Brian Perez, Community News Reporter

A Central Alameda Neighborhood Council map layered over a Google Map, courtesy of the city of Los Angeles and Google Maps.
A Central Alameda Neighborhood Council map layered over a Google Map, courtesy of the city of Los Angeles and Google Maps.

On the streets of South Los Angeles’ Central Alameda neighborhood, it’s common to see stretches of restaurants, liquor stores, and auto body shops.

What’s rarer to see, however, are parks, playgrounds, and outdoor spaces or courtyards to sit down and have a picnic or kick a ball around.

Although Central Alameda is just 2.18 square miles, its parks make up less than 5 percent of the neighborhood. Some urban planning experts say that the ideal proportion is closer to 12.5 percent.

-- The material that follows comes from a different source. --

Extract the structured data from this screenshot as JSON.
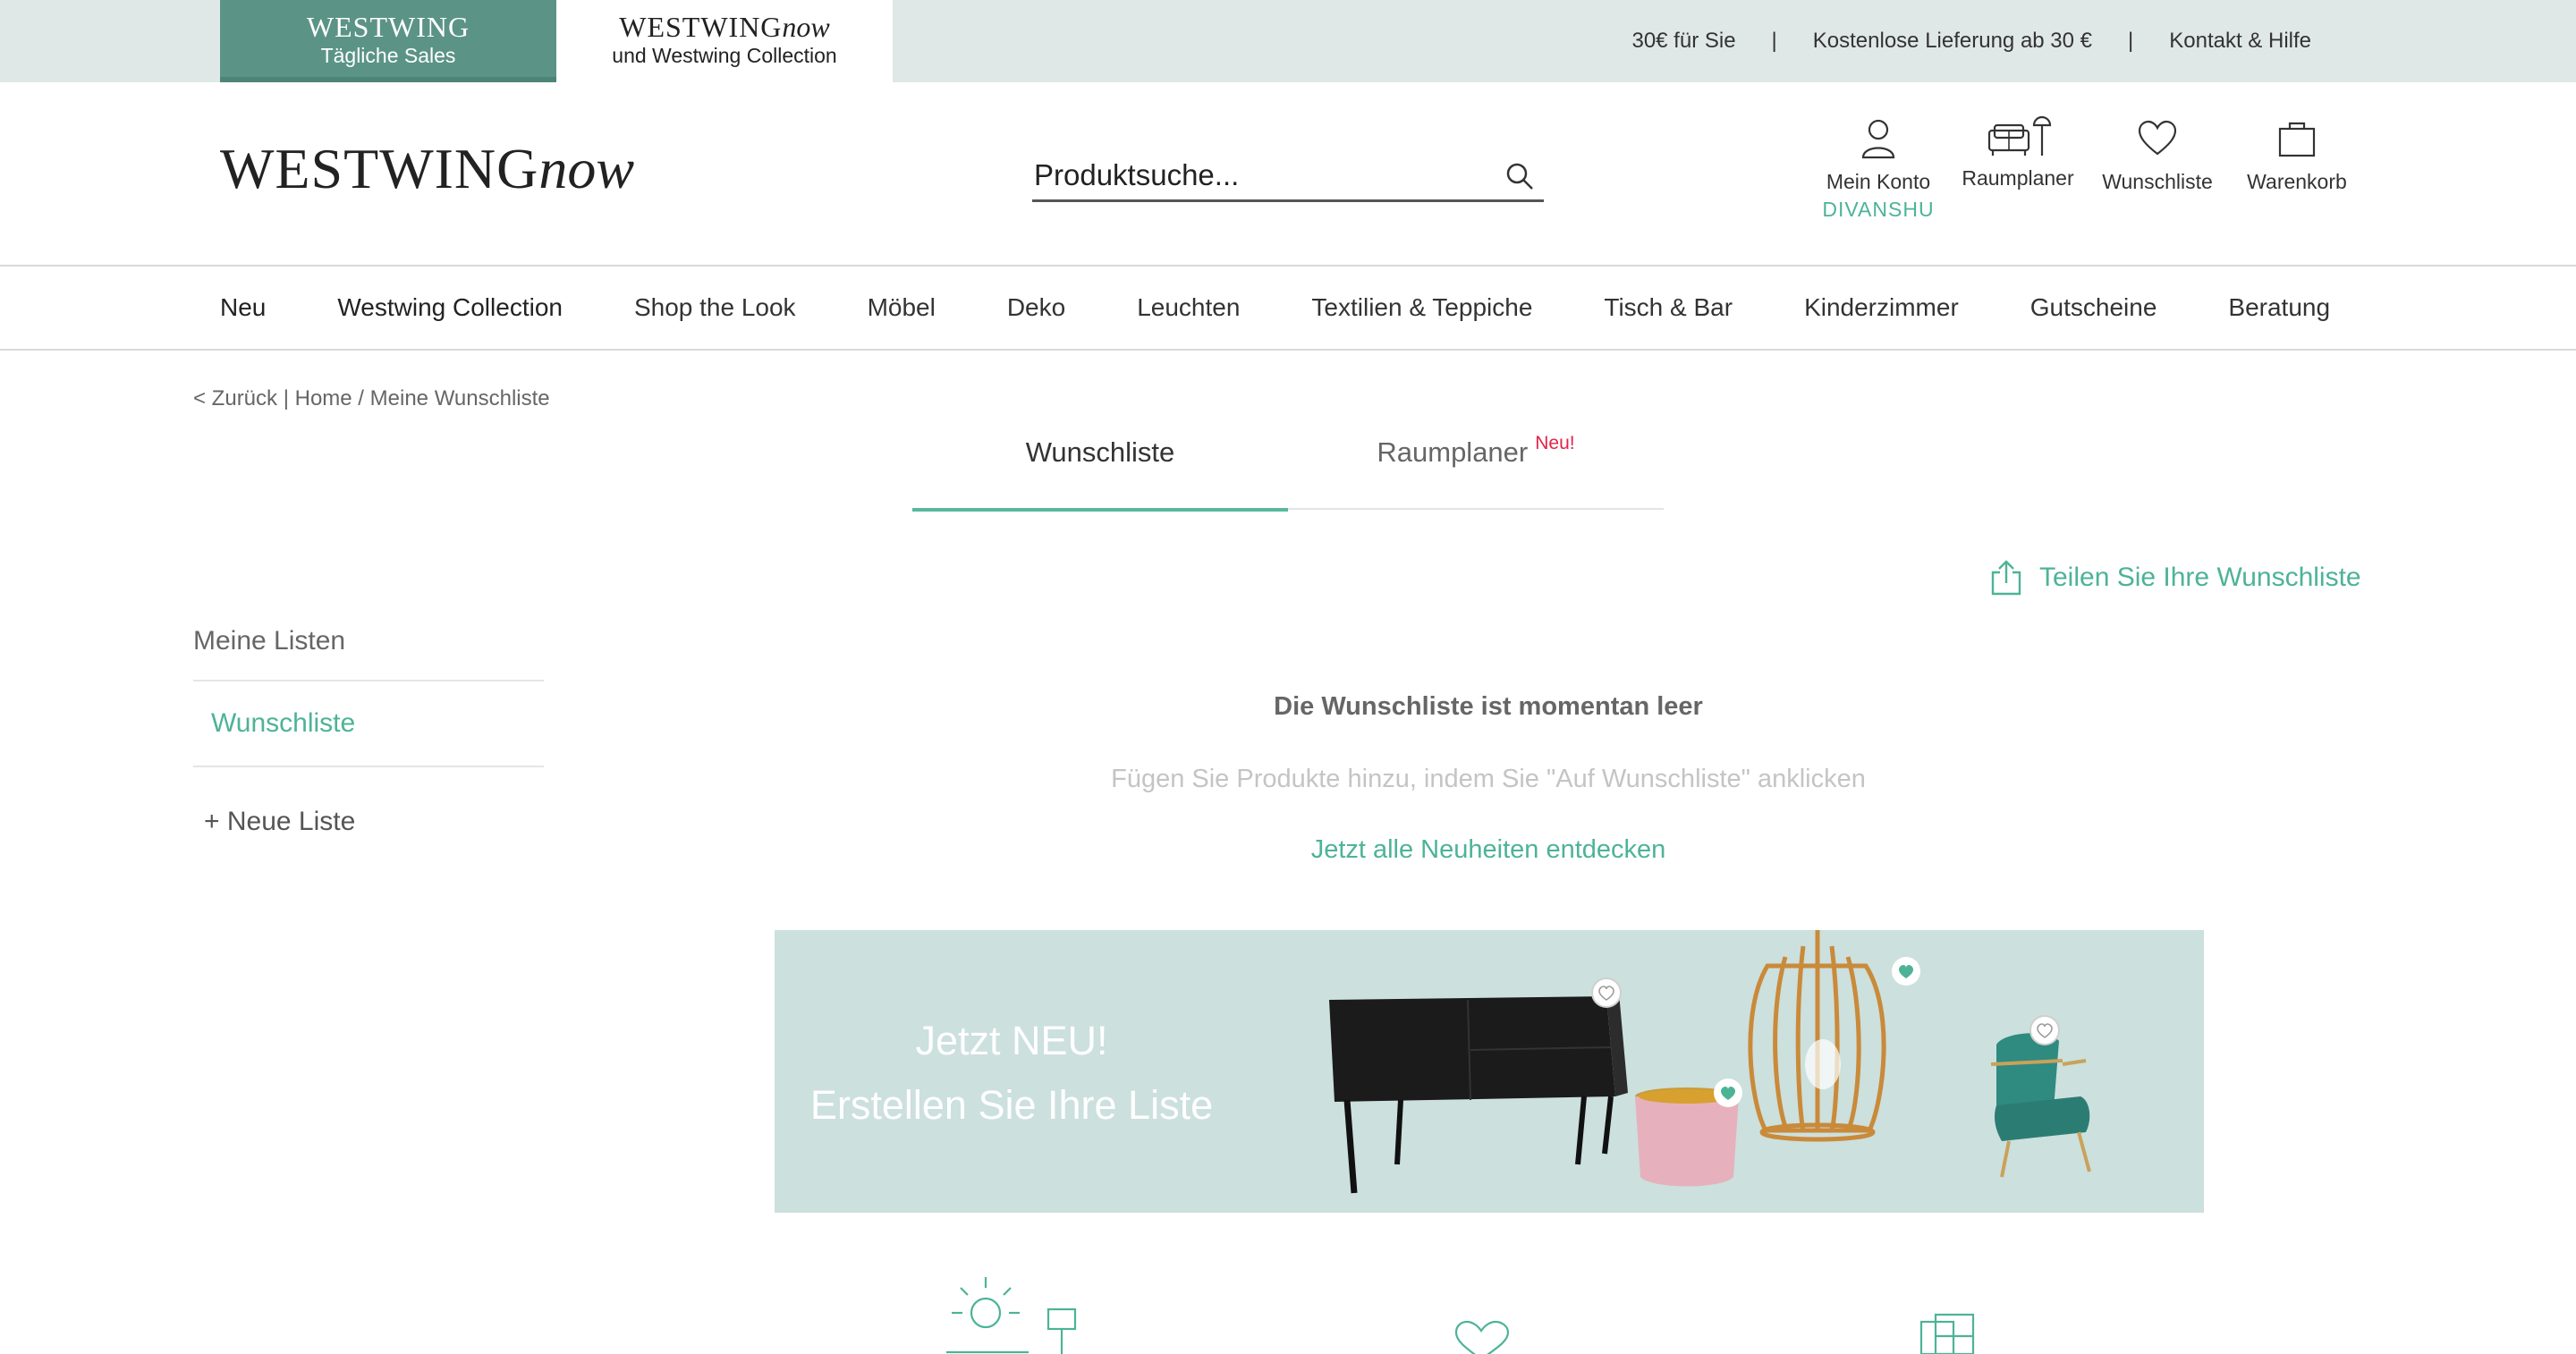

The four parks and recreation areas in Central Alameda are: 

Augustus F. Hawkins Park has a wetlands area and nature center.

Latham Park is effectively a small kids’ play area.

Fred Roberts Recreation Center includes basketball courts, a soccer field, a kids’ play area, and a community room.

Slauson Recreation and Senior Citizen Center includes a baseball diamond, a football field, playground, and community room.

Rosa Duran. (Courtesy of Rosa Duran)
Rosa Duran. (Courtesy of Rosa Duran)

After a 2016 study found some areas of South Los Angeles were “park poor,” cities such as South Gate have received Proposition A funds to bolster their green space.

Some Central Alameda residents said smaller neighborhoods in the city like theirs still need help, noting that children need time outdoors to play, get exercise and improve their social skills and overall well-being.

“It is really sad to see little kids, especially my grandchildren who want to be able to visit the parks and run and play, even with this pandemic. It’s made it difficult. Playing at a house is not the same as running inside a house,” Rosa Duran, a resident of Central Alameda said. “Nicer neighborhoods of Los Angeles have more parks, especially in West Hollywood having Pan Pacific very nearby, which is way bigger compared to the parks around here.”

Her sister, Maria Duran, who also lives in the neighborhood, said more green space could have offset the social and emotional difficulties community residents faced when they were mostly stuck indoors in small spaces. 

She said she sees the benefits of outdoor time for her own family, and the joy it brings her 2-year-old grandson when he plays outside with his siblings and cousins: “It would be nice if they made more parks for kids and anyone in the neighborhood, possibly make a soccer field, a basketball court, whatever sport or exercising younger people do nowadays.”